In the Medieval Period, Vamlingbo was the largest parish in the south of Gotland. A stone church was built here at a very early date. Remains of the original church can still be seen by way of sculptures that have been incorporated in the south wall of the nave of the new church. The baptismal font is also from the original church.
The present church was built of sandstone in the 13th century. The steeple was struck by lightning in 1817. The top of the tower collapsed, and was replaced by a lower, simpler one. Nine crossed vaults can be seen in the nave, borne up by four sturdy supports.
Many of the murals are of the same age as the church. There is a huge fresco on the north side of the nave interior – it depicts the angel Michael weighing the Emperor Henry’s soul. There are also several tombstones and commemorative paintings in memory of people buried in the church.

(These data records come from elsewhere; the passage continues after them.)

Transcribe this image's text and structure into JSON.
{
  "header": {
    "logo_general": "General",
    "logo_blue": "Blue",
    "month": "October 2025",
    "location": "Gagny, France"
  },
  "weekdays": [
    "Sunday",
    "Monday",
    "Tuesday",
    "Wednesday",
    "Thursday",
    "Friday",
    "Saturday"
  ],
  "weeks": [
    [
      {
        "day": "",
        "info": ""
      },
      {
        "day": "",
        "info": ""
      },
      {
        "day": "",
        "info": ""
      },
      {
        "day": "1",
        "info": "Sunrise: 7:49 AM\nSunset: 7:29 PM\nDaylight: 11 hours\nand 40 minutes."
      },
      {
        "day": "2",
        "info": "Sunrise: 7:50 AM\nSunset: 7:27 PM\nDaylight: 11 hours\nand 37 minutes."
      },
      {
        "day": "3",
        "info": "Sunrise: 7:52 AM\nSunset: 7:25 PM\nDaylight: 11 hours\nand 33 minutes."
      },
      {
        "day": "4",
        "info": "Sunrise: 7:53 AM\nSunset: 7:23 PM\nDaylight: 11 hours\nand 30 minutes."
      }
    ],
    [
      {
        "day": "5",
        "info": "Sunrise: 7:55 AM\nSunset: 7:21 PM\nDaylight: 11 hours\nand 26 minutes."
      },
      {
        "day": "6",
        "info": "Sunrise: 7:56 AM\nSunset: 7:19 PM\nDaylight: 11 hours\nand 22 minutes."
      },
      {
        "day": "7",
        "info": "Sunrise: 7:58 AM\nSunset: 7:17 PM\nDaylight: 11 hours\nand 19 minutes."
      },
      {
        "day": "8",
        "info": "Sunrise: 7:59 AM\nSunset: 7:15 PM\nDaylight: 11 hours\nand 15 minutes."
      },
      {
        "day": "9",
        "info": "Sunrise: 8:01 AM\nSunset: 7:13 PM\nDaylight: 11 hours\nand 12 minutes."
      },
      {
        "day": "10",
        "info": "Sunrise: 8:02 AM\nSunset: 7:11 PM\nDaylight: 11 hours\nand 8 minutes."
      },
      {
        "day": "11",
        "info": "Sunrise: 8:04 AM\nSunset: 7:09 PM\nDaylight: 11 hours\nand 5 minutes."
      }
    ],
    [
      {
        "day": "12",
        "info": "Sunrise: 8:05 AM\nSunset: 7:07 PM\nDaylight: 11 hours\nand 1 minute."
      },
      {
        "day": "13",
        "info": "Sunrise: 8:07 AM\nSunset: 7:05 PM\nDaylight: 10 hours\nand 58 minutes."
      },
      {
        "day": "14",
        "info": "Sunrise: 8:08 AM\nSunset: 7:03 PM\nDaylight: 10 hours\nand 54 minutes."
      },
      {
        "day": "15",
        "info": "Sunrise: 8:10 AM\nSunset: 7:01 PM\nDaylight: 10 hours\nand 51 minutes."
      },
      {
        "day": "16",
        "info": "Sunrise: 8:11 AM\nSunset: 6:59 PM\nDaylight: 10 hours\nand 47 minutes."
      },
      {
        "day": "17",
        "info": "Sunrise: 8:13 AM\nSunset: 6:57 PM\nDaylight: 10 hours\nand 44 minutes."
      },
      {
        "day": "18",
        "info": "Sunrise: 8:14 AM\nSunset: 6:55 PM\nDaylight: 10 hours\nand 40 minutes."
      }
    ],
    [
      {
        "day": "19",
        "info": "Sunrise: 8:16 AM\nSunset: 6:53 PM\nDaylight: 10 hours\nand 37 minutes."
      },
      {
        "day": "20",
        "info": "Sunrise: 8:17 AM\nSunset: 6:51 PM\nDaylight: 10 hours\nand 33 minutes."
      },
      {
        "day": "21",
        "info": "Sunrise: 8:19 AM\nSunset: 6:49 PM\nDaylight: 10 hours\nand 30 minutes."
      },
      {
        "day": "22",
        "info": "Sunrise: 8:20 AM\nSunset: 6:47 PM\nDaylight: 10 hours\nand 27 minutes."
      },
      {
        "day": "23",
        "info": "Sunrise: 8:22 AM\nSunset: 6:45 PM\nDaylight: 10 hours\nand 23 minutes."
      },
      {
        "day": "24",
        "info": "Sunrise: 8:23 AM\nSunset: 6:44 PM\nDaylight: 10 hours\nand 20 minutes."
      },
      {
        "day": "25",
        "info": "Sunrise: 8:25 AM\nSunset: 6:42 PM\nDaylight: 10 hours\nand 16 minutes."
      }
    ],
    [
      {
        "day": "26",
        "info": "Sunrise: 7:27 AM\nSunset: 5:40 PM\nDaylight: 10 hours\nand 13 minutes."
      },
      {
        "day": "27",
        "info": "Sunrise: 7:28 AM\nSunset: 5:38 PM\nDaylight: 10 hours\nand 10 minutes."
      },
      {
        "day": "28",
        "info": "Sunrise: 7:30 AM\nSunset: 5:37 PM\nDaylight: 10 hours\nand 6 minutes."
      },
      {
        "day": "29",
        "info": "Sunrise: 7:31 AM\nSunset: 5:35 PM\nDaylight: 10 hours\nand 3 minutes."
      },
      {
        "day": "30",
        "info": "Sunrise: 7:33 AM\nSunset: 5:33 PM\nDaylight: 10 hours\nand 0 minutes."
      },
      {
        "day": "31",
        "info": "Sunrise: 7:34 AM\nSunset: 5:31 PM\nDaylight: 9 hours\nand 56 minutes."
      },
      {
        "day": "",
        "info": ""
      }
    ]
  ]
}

The reredos date from the 13th century, and the pulpit from 17th century.
The church has also been renovated several times during the 20th century. South of the church is what might be Gotland’s most magniﬁcent parsonage. From the road, you can see the impressive driveway leading to the main house, with two long wings and two pairs of gateposts.
One wing is a barn and the other a cowhouse. The priest’s dwelling-house and two smaller wings, from the late 18th century, are in the house garden. The house is two-storeyed, and has retained its outer appearance. The beautiful entrance has been furnished with striking details in sandstone. The wings originally functioned as a brewhouse, baking oven, meat store and farm-hand’s quarters. The parsonage now houses the Museum Lars Jonsson.
The Château du Haut-Koenigsbourg is situated in a strategic area on a rocky spur overlooking the Upper Rhine Plain, it was used by successive powers from the Middle Ages until the Thirty Years' War when it was abandoned. From 1900 to 1908 it was rebuilt at the behest of the German kaiser Wilhelm II. Today it is a major tourist site, attracting more than 500,000 visitors a year.
The first records of a castle built by the Hohenstaufens date back to 1147. The fortress changed its name to Koenigsburg (royal castle) around 1157. The castle was handed over to the Tiersteins by the Habsburgs following its destruction in 1462. They rebuilt and enlarged it, installing a defensive system designed to withstand artillery fire.
The fortification work accomplished over the 15th century did not suffice to keep the Swedish artillery at bay during the Thirty Years War, and the defences were overrun.